To manage this , I use this rule of thumb when thinking about my users and any preferences or alternate behaviors for my software:
-If more than 40% of my users will want to control this behavior, add an obvious preference, and make sure to choose the most common behavior as default.
-If more than 20% of my users will want to control this behavior, add an “advanced” preference, and make sure to choose the most common behavior as default.
-If less than 20% of my users will want to control this behavior, consider adding an advanced preference, but also consider not offering the option.
I agree, less is certainly more in this distracted world of the internet.
I do wish though there was an option to filter for plugins that are compatible with the version of wordpress a website is using when looking for a new plugin.
I know this probably would never happen but wordpress built in search is not great especially relative to google. Would be great if they just used Google search functionality would make searching in the backend a dream.
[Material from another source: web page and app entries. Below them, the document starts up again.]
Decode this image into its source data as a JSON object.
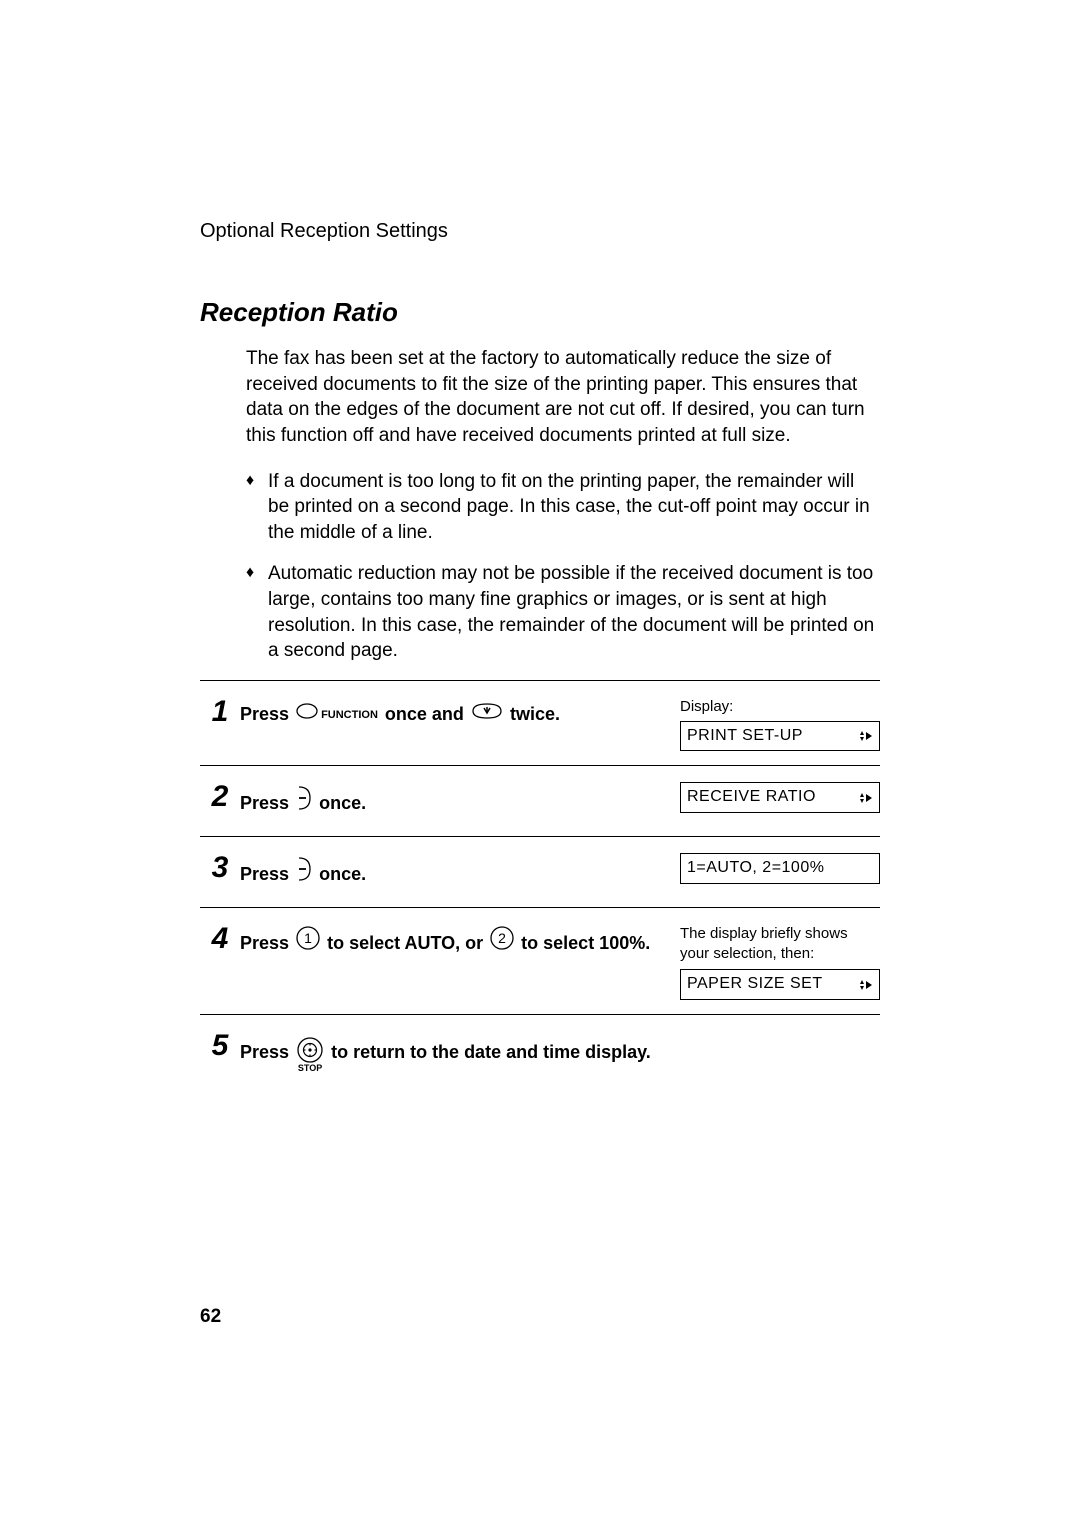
{
  "header": {
    "section": "Optional Reception Settings"
  },
  "title": "Reception Ratio",
  "intro": "The fax has been set at the factory to automatically reduce the size of received documents to fit the size of the printing paper. This ensures that data on the edges of the document are not cut off. If desired, you can turn this function off and have received documents printed at full size.",
  "bullets": [
    "If a document is too long to fit on the printing paper, the remainder will be printed on a second page. In this case, the cut-off point may occur in the middle of a line.",
    "Automatic reduction may not be possible if the received document is too large, contains too many fine graphics or images, or is sent at high resolution. In this case, the remainder of the document will be printed on a second page."
  ],
  "steps": {
    "s1": {
      "num": "1",
      "press": "Press",
      "function_label": "FUNCTION",
      "once_and": "once and",
      "twice": "twice.",
      "display_label": "Display:",
      "display_box": "PRINT SET-UP"
    },
    "s2": {
      "num": "2",
      "press": "Press",
      "once": "once.",
      "display_box": "RECEIVE RATIO"
    },
    "s3": {
      "num": "3",
      "press": "Press",
      "once": "once.",
      "display_box": "1=AUTO, 2=100%"
    },
    "s4": {
      "num": "4",
      "press": "Press",
      "to_select_auto_or": "to select AUTO, or",
      "to_select_100": "to select 100%.",
      "note": "The display briefly shows your selection, then:",
      "display_box": "PAPER SIZE SET"
    },
    "s5": {
      "num": "5",
      "press": "Press",
      "stop_label": "STOP",
      "tail": "to return to the date and time display."
    }
  },
  "page_number": "62"
}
‘The Shallows’ by Nicholas Carr is a good read on how the internet affects our brain and certainly leaves us with too much distraction.
Sorry for my ramblings Im procrastinating….
nice job, another great example of how simplicity makes things prettier. this post is absolutely good.http://www.comodesbloquearcelular.net
Simplicity is beauty. Nuff said …
I just wrote a response to this on my blog. In short, I agree that too many options can be a problem, but I don’t think that taking control away from users is the right solution. Instead, we should present the options in a way that isn’t overwhelming by organizing them according to the user’s perspective.
The full post is at http://iandunn.name/well-organized-options-not-decisions/
Comments are closed.